T Nation

Where Do Muscles Get Energy


#1

to lift weights or run or do anything?

i know carbs are a good energy source for muscles,but what else is there?


#2

You sound insane, you should be medicated.

What the hell do you think we eat food for? Muscles draw their energy from the food we eat, all of it.


#3

T-Vixens


#4

We get energy in the form of ATP. Commonly called the universal energy currency, it occurs in small quantities throughout the human body but can be easily transported to where it's needed. It can be energy yielding, when the terminal phosphate group seperates releasing 30.6 Kj mol-1 or energy requiring when the phosphate combines again. ATP is made in respiration, either in substrate level phosphorylation or as a joint result of the electron transport chain/oxidative phosphorylation/chemiosmosis theory. Respiration relies on biomolecules (carbohydrates = glucose, Lipids/Fats etc.) so that's why food gives energy.

Muscles are striated and have filaments, actin and myosin. The Myosin head attaches onto the actin binding site and rotates it in the sliding filament theory. This causes muscular contraction. The myosin head which attaches to the actin active site behaves almost like an enzyme. Muscular contraction need energy, so it needs ATP, which in turn comes from respiration.

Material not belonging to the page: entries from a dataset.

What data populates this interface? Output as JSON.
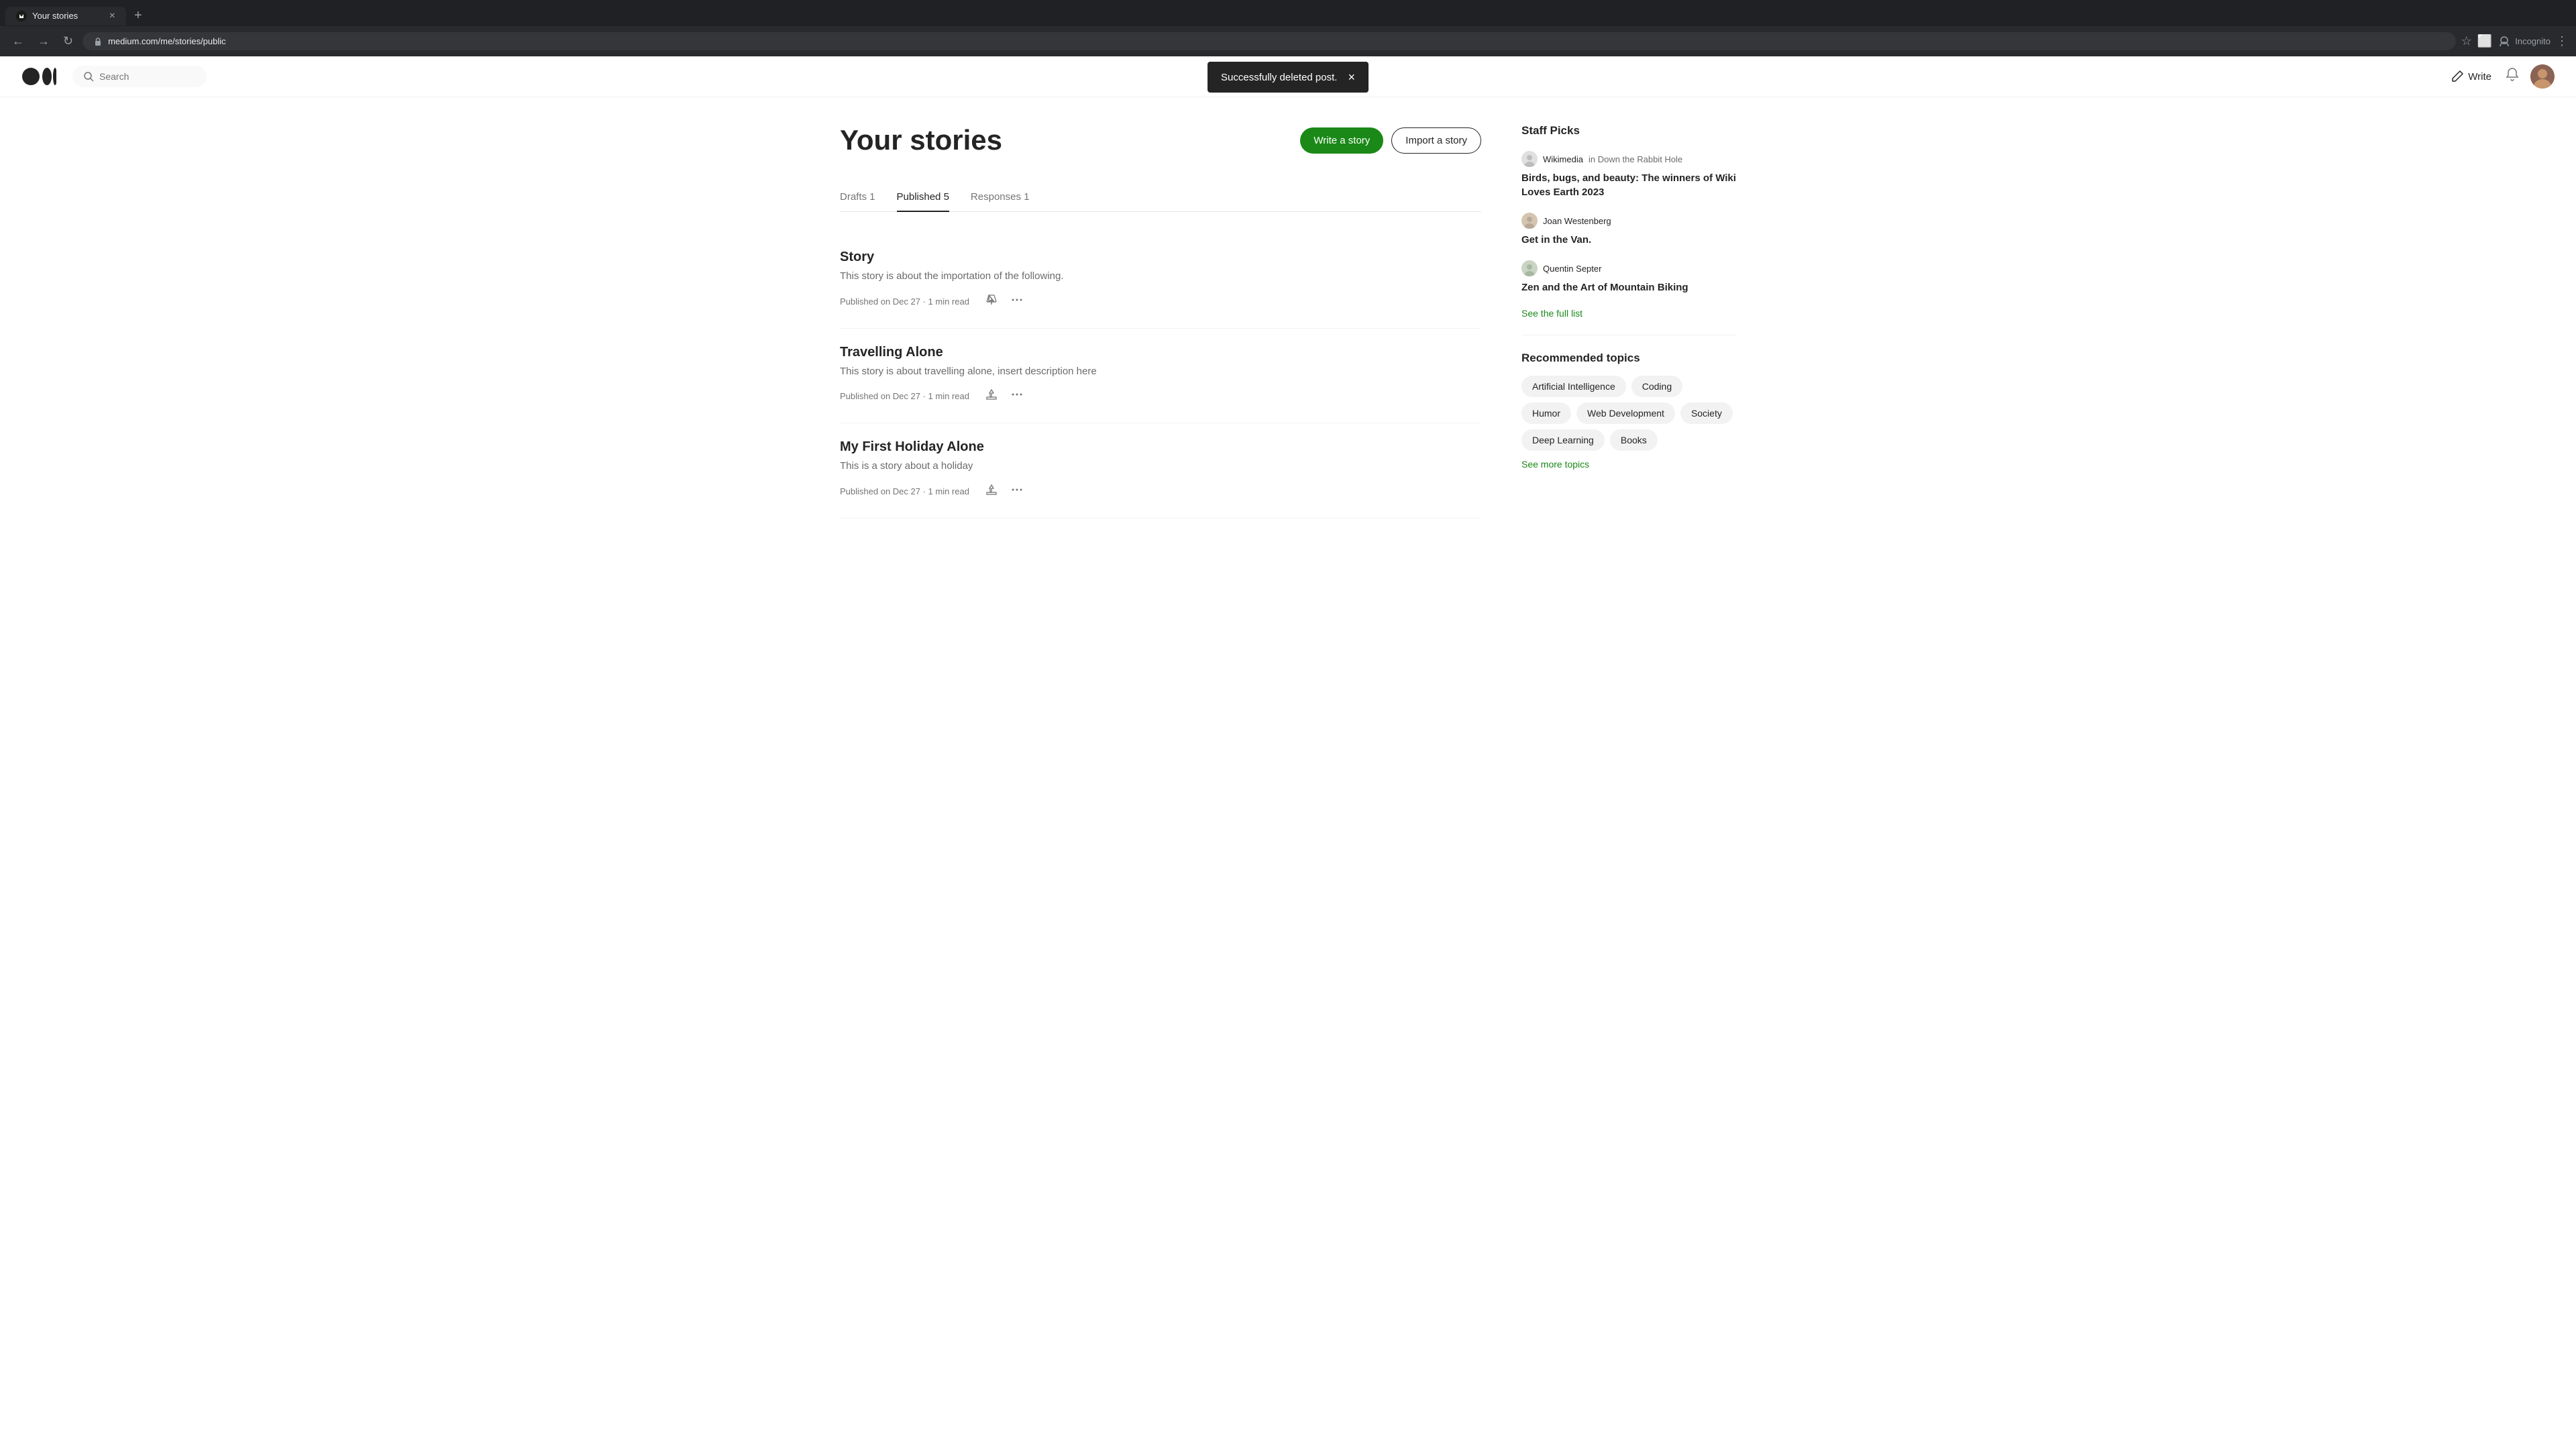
{
  "browser": {
    "tab_label": "Your stories",
    "url": "medium.com/me/stories/public",
    "new_tab_icon": "+",
    "nav": {
      "back": "←",
      "forward": "→",
      "reload": "↻",
      "star": "☆",
      "extensions": "⬜",
      "incognito_label": "Incognito",
      "menu": "⋮"
    }
  },
  "notification": {
    "message": "Successfully deleted post.",
    "close_icon": "×"
  },
  "header": {
    "search_placeholder": "Search",
    "write_label": "Write",
    "write_icon": "✏"
  },
  "page": {
    "title": "Your stories",
    "btn_write": "Write a story",
    "btn_import": "Import a story",
    "tabs": [
      {
        "label": "Drafts 1",
        "active": false
      },
      {
        "label": "Published 5",
        "active": true
      },
      {
        "label": "Responses 1",
        "active": false
      }
    ],
    "stories": [
      {
        "title": "Story",
        "desc": "This story is about the importation of the following.",
        "meta": "Published on Dec 27 · 1 min read"
      },
      {
        "title": "Travelling Alone",
        "desc": "This story is about travelling alone, insert description here",
        "meta": "Published on Dec 27 · 1 min read"
      },
      {
        "title": "My First Holiday Alone",
        "desc": "This is a story about a holiday",
        "meta": "Published on Dec 27 · 1 min read"
      }
    ]
  },
  "sidebar": {
    "staff_picks_title": "Staff Picks",
    "picks": [
      {
        "author": "Wikimedia",
        "publication": "in Down the Rabbit Hole",
        "title": "Birds, bugs, and beauty: The winners of Wiki Loves Earth 2023"
      },
      {
        "author": "Joan Westenberg",
        "publication": "",
        "title": "Get in the Van."
      },
      {
        "author": "Quentin Septer",
        "publication": "",
        "title": "Zen and the Art of Mountain Biking"
      }
    ],
    "see_full_list": "See the full list",
    "rec_topics_title": "Recommended topics",
    "topics": [
      "Artificial Intelligence",
      "Coding",
      "Humor",
      "Web Development",
      "Society",
      "Deep Learning",
      "Books"
    ],
    "see_more_topics": "See more topics"
  }
}
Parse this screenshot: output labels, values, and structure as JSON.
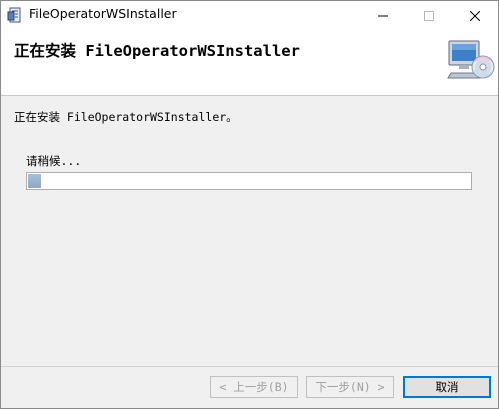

#5

^^^
damn are you some kind of scientist?


#6

Not a whole lot of rotating going on in Huxley's sliding filament theory - the thin filaments are sliding over the thick ones, pulling the Z discs behind them and causing the entire sarcomere to shorten. Overall, I'd give you an A-. :slight_smile:

While ATP drives every muscle contraction (specifically in the cocking of the myosin head and cross-bridge detachment stages), our muscles get energy, or metabolize, through three systems - phosphocreatine, anaerobic glycolysis, and aerobic respiration. It's these systems that cater to the energy demands of skeletal muscles during exercise.

-Eric


#7

And while it differs for various reasons, in general, you can power muscular contraction for 0-4 seconds using the ATP stored in the cells, ~ 10 seconds with the phosphocreatine pathway, ~1.5 minutes with the anaerobic glycolysis pathway, and anything above that draws upon the aerobic pathway. Basically: ATP=one jump Phosphocreatine=100m sprint Anaerobic glycolysis=400m sprint Aerobic respiration=long run.


#8

And if you ever want to actually understand what you've just read here, go take a basic biology class. And pay attention during cellular respiration.


#9

The MIGHTY MITOCHONDRIA Baby!

and food.

D


#10

Or just ask the Google


#11

Crack and 45 ACP rounds to the face. OP, I suggest you start ingesting both.


#12

Exactly!